This is a story of survival. On an empty lot an uprooted, discarded and now completely buried century plant is sending up a shoot to produce young plants before it is covered with more refuse.
People discarded tons of dead cactus, ice plant, agaves, tree branches, and other plants killed in our freak sub-zero weather last winter. The city has been overwhelmed and is piling up the yard waste. This is where Rhonda saw the beginnings of a century plant shoot – the parent plant is not visible. Now the stalk is up to about 15’ high and the bloom has opened wide. We are hoping it matures before more soil and plants are piled on top of it.
Century plants (Agave) don’t really live for 100 years, but they bloom only once in their lives, usually after they are 10-15 years old. The plants are dramatic – thick, long, blue-green spiky leaves about 5’ long. And for reasons still not known, something triggers the blossom – a long awaited event if it’s in your garden.
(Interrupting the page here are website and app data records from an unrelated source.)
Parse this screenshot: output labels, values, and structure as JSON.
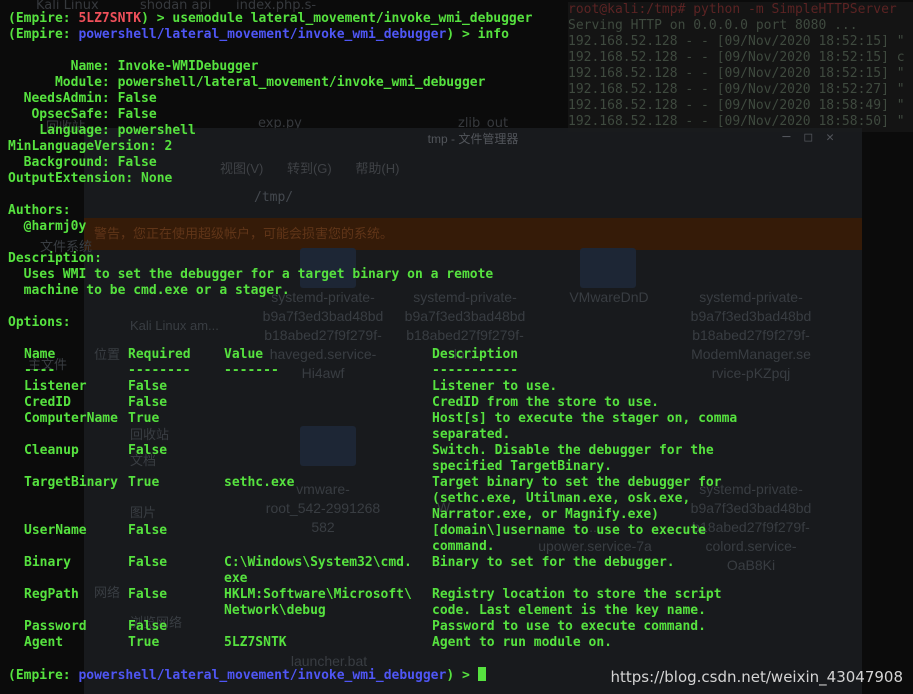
{
  "background": {
    "desktop_icons": [
      "Kali Linux",
      "shodan api",
      "index.php.s-",
      "回收站",
      "exp.py",
      "zlib_out"
    ],
    "http_terminal": {
      "prompt": "root@kali:/tmp# python -m SimpleHTTPServer",
      "lines": [
        "Serving HTTP on 0.0.0.0 port 8080 ...",
        "192.168.52.128 - - [09/Nov/2020 18:52:15] \"",
        "192.168.52.128 - - [09/Nov/2020 18:52:15] c",
        "192.168.52.128 - - [09/Nov/2020 18:52:15] \"",
        "192.168.52.128 - - [09/Nov/2020 18:52:27] \"",
        "192.168.52.128 - - [09/Nov/2020 18:58:49] \"",
        "192.168.52.128 - - [09/Nov/2020 18:58:50] \""
      ]
    },
    "file_manager": {
      "title": "tmp - 文件管理器",
      "menu": [
        "视图(V)",
        "转到(G)",
        "帮助(H)"
      ],
      "path": "/tmp/",
      "warning": "警告，您正在使用超级帐户，可能会损害您的系统。",
      "sidebar": [
        "文件系统",
        "Kali Linux am...",
        "位置",
        "主文件",
        "回收站",
        "文档",
        "图片",
        "网络",
        "浏览网络"
      ],
      "items": [
        "systemd-private-\nb9a7f3ed3bad48bd\nb18abed27f9f279f-\nhaveged.service-\nHi4awf",
        "systemd-private-\nb9a7f3ed3bad48bd\nb18abed27f9f279f-\nlo...",
        "VMwareDnD",
        "systemd-private-\nb9a7f3ed3bad48bd\nb18abed27f9f279f-\nModemManager.se\nrvice-pKZpqj",
        "vmware-\nroot_542-2991268\n582",
        "W...",
        "...\nupower.service-7a",
        "systemd-private-\nb9a7f3ed3bad48bd\nb18abed27f9f279f-\ncolord.service-\nOaB8Ki",
        "launcher.bat"
      ]
    }
  },
  "terminal": {
    "line1": {
      "prefix": "(Empire: ",
      "agent": "5LZ7SNTK",
      "suffix": ") > usemodule lateral_movement/invoke_wmi_debugger"
    },
    "line2": {
      "prefix": "(Empire: ",
      "module": "powershell/lateral_movement/invoke_wmi_debugger",
      "suffix": ") > info"
    },
    "info": [
      "        Name: Invoke-WMIDebugger",
      "      Module: powershell/lateral_movement/invoke_wmi_debugger",
      "  NeedsAdmin: False",
      "   OpsecSafe: False",
      "    Language: powershell",
      "MinLanguageVersion: 2",
      "  Background: False",
      "OutputExtension: None"
    ],
    "authors_label": "Authors:",
    "author": "  @harmj0y",
    "description_label": "Description:",
    "description": [
      "  Uses WMI to set the debugger for a target binary on a remote",
      "  machine to be cmd.exe or a stager."
    ],
    "options_label": "Options:",
    "table": {
      "headers": [
        "Name",
        "Required",
        "Value",
        "Description"
      ],
      "underline": [
        "----",
        "--------",
        "-------",
        "-----------"
      ],
      "rows": [
        {
          "name": "Listener",
          "required": "False",
          "value": "",
          "description": "Listener to use."
        },
        {
          "name": "CredID",
          "required": "False",
          "value": "",
          "description": "CredID from the store to use."
        },
        {
          "name": "ComputerName",
          "required": "True",
          "value": "",
          "description": "Host[s] to execute the stager on, comma\nseparated."
        },
        {
          "name": "Cleanup",
          "required": "False",
          "value": "",
          "description": "Switch. Disable the debugger for the\nspecified TargetBinary."
        },
        {
          "name": "TargetBinary",
          "required": "True",
          "value": "sethc.exe",
          "description": "Target binary to set the debugger for\n(sethc.exe, Utilman.exe, osk.exe,\nNarrator.exe, or Magnify.exe)"
        },
        {
          "name": "UserName",
          "required": "False",
          "value": "",
          "description": "[domain\\]username to use to execute\ncommand."
        },
        {
          "name": "Binary",
          "required": "False",
          "value": "C:\\Windows\\System32\\cmd.\nexe",
          "description": "Binary to set for the debugger."
        },
        {
          "name": "RegPath",
          "required": "False",
          "value": "HKLM:Software\\Microsoft\\\nNetwork\\debug",
          "description": "Registry location to store the script\ncode. Last element is the key name."
        },
        {
          "name": "Password",
          "required": "False",
          "value": "",
          "description": "Password to use to execute command."
        },
        {
          "name": "Agent",
          "required": "True",
          "value": "5LZ7SNTK",
          "description": "Agent to run module on."
        }
      ]
    },
    "prompt": {
      "prefix": "(Empire: ",
      "module": "powershell/lateral_movement/invoke_wmi_debugger",
      "suffix": ") > "
    }
  },
  "watermark": "https://blog.csdn.net/weixin_43047908",
  "colors": {
    "green": "#56e23f",
    "red": "#f0505a",
    "blue": "#4f56f5",
    "background": "#0b0b0b"
  }
}
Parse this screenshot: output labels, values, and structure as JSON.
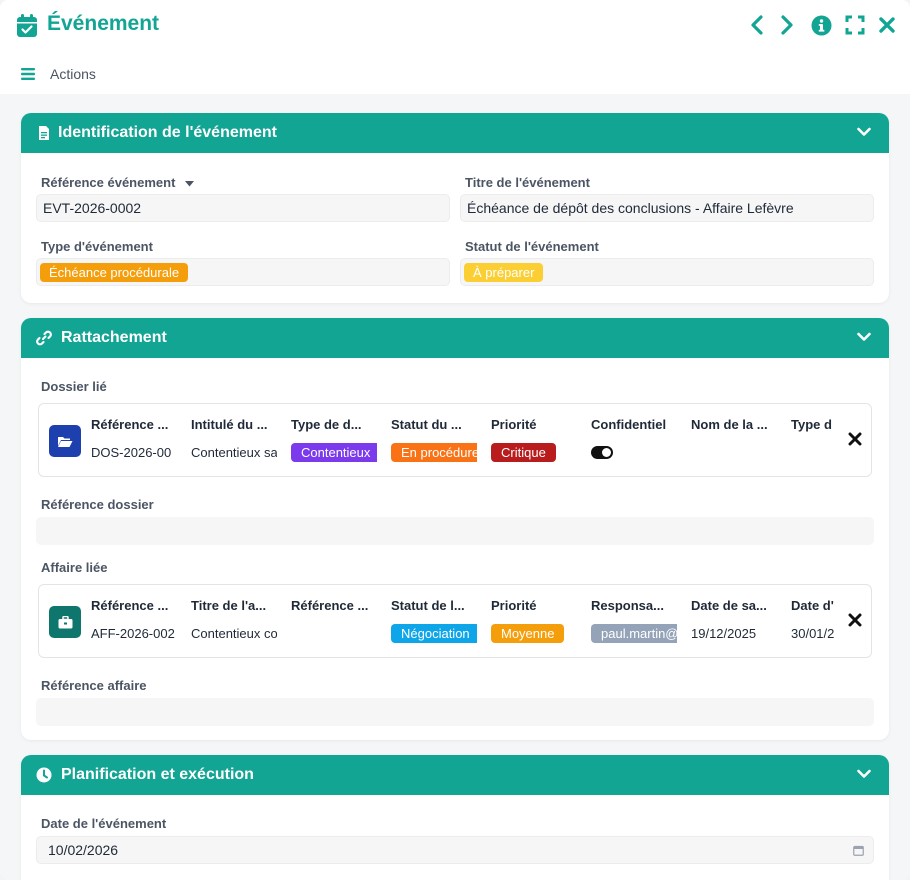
{
  "window": {
    "title": "Événement",
    "actions_label": "Actions"
  },
  "colors": {
    "accent": "#12a594",
    "badge_procedural": "#f59e0b",
    "badge_a_preparer": "#fbcf33",
    "badge_contentieux": "#7c3aed",
    "badge_en_procedure": "#f97316",
    "badge_critique": "#b91c1c",
    "badge_negociation": "#0ea5e9",
    "badge_moyenne": "#f59e0b",
    "badge_user": "#94a3b8"
  },
  "identification": {
    "title": "Identification de l'événement",
    "ref_label": "Référence événement",
    "ref_value": "EVT-2026-0002",
    "titre_label": "Titre de l'événement",
    "titre_value": "Échéance de dépôt des conclusions - Affaire Lefèvre",
    "type_label": "Type d'événement",
    "type_value": "Échéance procédurale",
    "statut_label": "Statut de l'événement",
    "statut_value": "À préparer"
  },
  "rattachement": {
    "title": "Rattachement",
    "dossier_label": "Dossier lié",
    "dossier": {
      "icon": "folder-open-icon",
      "headers": [
        "Référence dossier",
        "Intitulé du dossier",
        "Type de dossier",
        "Statut du dossier",
        "Priorité",
        "Confidentiel",
        "Nom de la partie",
        "Type de"
      ],
      "headers_display": [
        "Référence ...",
        "Intitulé du ...",
        "Type de d...",
        "Statut du ...",
        "Priorité",
        "Confidentiel",
        "Nom de la ...",
        "Type d"
      ],
      "values": [
        "DOS-2026-00",
        "Contentieux sa",
        "Contentieux",
        "En procédure",
        "Critique",
        "",
        "",
        ""
      ]
    },
    "ref_dossier_label": "Référence dossier",
    "ref_dossier_value": "",
    "affaire_label": "Affaire liée",
    "affaire": {
      "icon": "briefcase-icon",
      "headers_display": [
        "Référence ...",
        "Titre de l'a...",
        "Référence ...",
        "Statut de l...",
        "Priorité",
        "Responsa...",
        "Date de sa...",
        "Date d'"
      ],
      "values": [
        "AFF-2026-002",
        "Contentieux co",
        "",
        "Négociation",
        "Moyenne",
        "paul.martin@",
        "19/12/2025",
        "30/01/2"
      ]
    },
    "ref_affaire_label": "Référence affaire",
    "ref_affaire_value": ""
  },
  "planification": {
    "title": "Planification et exécution",
    "date_label": "Date de l'événement",
    "date_value": "10/02/2026"
  }
}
The center spike grows up to about 25 feet tall and then produces small plants called pups that eventually fall to the ground in hopes of finding a place to grow.
Survival in extreme conditions fascinates me. And I cheer this struggler on. I’ll keep you posted.